** PROBLEM REQUIREMENTS **
What is needed is a word-for-word copy of the listing below, without pictures.

** RECORD SET **
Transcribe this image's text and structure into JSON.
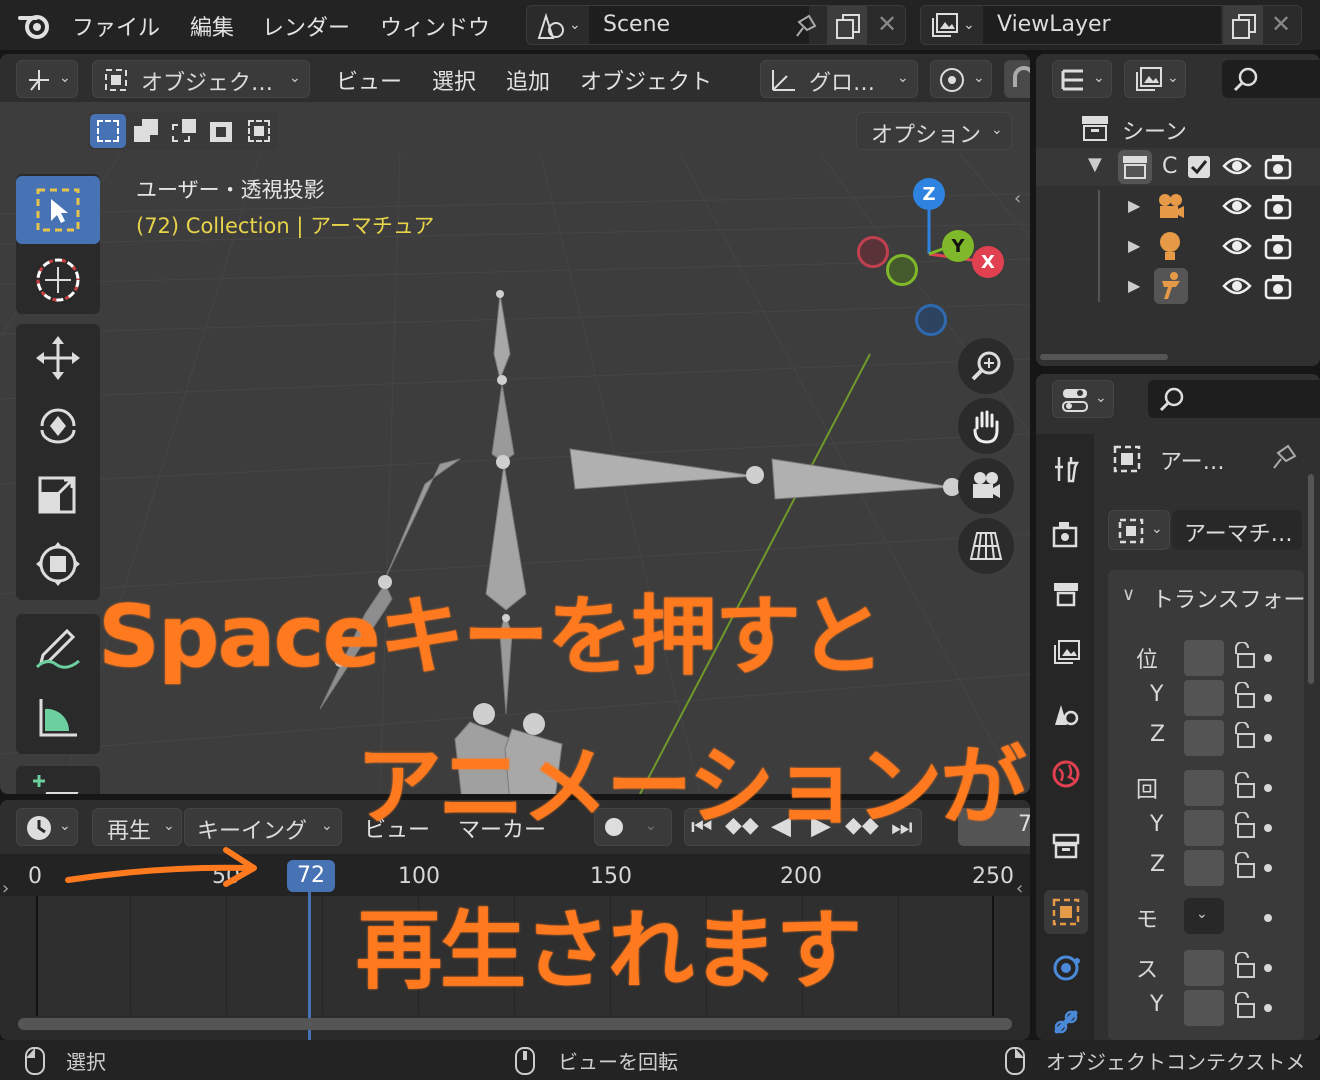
{
  "topbar": {
    "menus": [
      "ファイル",
      "編集",
      "レンダー",
      "ウィンドウ"
    ],
    "scene_name": "Scene",
    "view_layer_name": "ViewLayer"
  },
  "viewport_header": {
    "mode_label": "オブジェク…",
    "menus": [
      "ビュー",
      "選択",
      "追加",
      "オブジェクト"
    ],
    "transform_orientation": "グロ…",
    "options_label": "オプション"
  },
  "viewport": {
    "view_name": "ユーザー・透視投影",
    "context_info": "(72) Collection | アーマチュア",
    "gizmo": {
      "z": "Z",
      "y": "Y",
      "x": "X"
    }
  },
  "timeline": {
    "playback_label": "再生",
    "keying_label": "キーイング",
    "view_label": "ビュー",
    "marker_label": "マーカー",
    "current_frame": "72",
    "frame_field_partial": "7",
    "ticks": [
      "0",
      "50",
      "100",
      "150",
      "200",
      "250"
    ]
  },
  "outliner": {
    "scene_label": "シーン",
    "collection_label": "C"
  },
  "properties": {
    "object_name": "アー…",
    "object_data_name": "アーマチ…",
    "section_transform": "トランスフォー",
    "rows": [
      {
        "label": "位"
      },
      {
        "label": "Y"
      },
      {
        "label": "Z"
      },
      {
        "label": "回"
      },
      {
        "label": "Y"
      },
      {
        "label": "Z"
      },
      {
        "label": "モ"
      },
      {
        "label": "ス"
      },
      {
        "label": "Y"
      }
    ]
  },
  "statusbar": {
    "left": "選択",
    "middle": "ビューを回転",
    "right": "オブジェクトコンテクストメ"
  },
  "overlay_text": {
    "line1": "Spaceキーを押すと",
    "line2": "アニメーションが",
    "line3": "再生されます"
  },
  "colors": {
    "accent_orange": "#ff7a1f",
    "frame_blue": "#4772b3",
    "axis_x": "#e04050",
    "axis_y": "#7fb82a",
    "axis_z": "#2f83e0"
  }
}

** RESPONSE **
Transcribe this image's text and structure into JSON.
{
  "topbar": {
    "menus": [
      "ファイル",
      "編集",
      "レンダー",
      "ウィンドウ"
    ],
    "scene_name": "Scene",
    "view_layer_name": "ViewLayer"
  },
  "viewport_header": {
    "mode_label": "オブジェク…",
    "menus": [
      "ビュー",
      "選択",
      "追加",
      "オブジェクト"
    ],
    "transform_orientation": "グロ…",
    "options_label": "オプション"
  },
  "viewport": {
    "view_name": "ユーザー・透視投影",
    "context_info": "(72) Collection | アーマチュア",
    "gizmo": {
      "z": "Z",
      "y": "Y",
      "x": "X"
    }
  },
  "timeline": {
    "playback_label": "再生",
    "keying_label": "キーイング",
    "view_label": "ビュー",
    "marker_label": "マーカー",
    "current_frame": "72",
    "frame_field_partial": "7",
    "ticks": [
      "0",
      "50",
      "100",
      "150",
      "200",
      "250"
    ]
  },
  "outliner": {
    "scene_label": "シーン",
    "collection_label": "C"
  },
  "properties": {
    "object_name": "アー…",
    "object_data_name": "アーマチ…",
    "section_transform": "トランスフォー",
    "rows": [
      {
        "label": "位"
      },
      {
        "label": "Y"
      },
      {
        "label": "Z"
      },
      {
        "label": "回"
      },
      {
        "label": "Y"
      },
      {
        "label": "Z"
      },
      {
        "label": "モ"
      },
      {
        "label": "ス"
      },
      {
        "label": "Y"
      }
    ]
  },
  "statusbar": {
    "left": "選択",
    "middle": "ビューを回転",
    "right": "オブジェクトコンテクストメ"
  },
  "overlay_text": {
    "line1": "Spaceキーを押すと",
    "line2": "アニメーションが",
    "line3": "再生されます"
  },
  "colors": {
    "accent_orange": "#ff7a1f",
    "frame_blue": "#4772b3",
    "axis_x": "#e04050",
    "axis_y": "#7fb82a",
    "axis_z": "#2f83e0"
  }
}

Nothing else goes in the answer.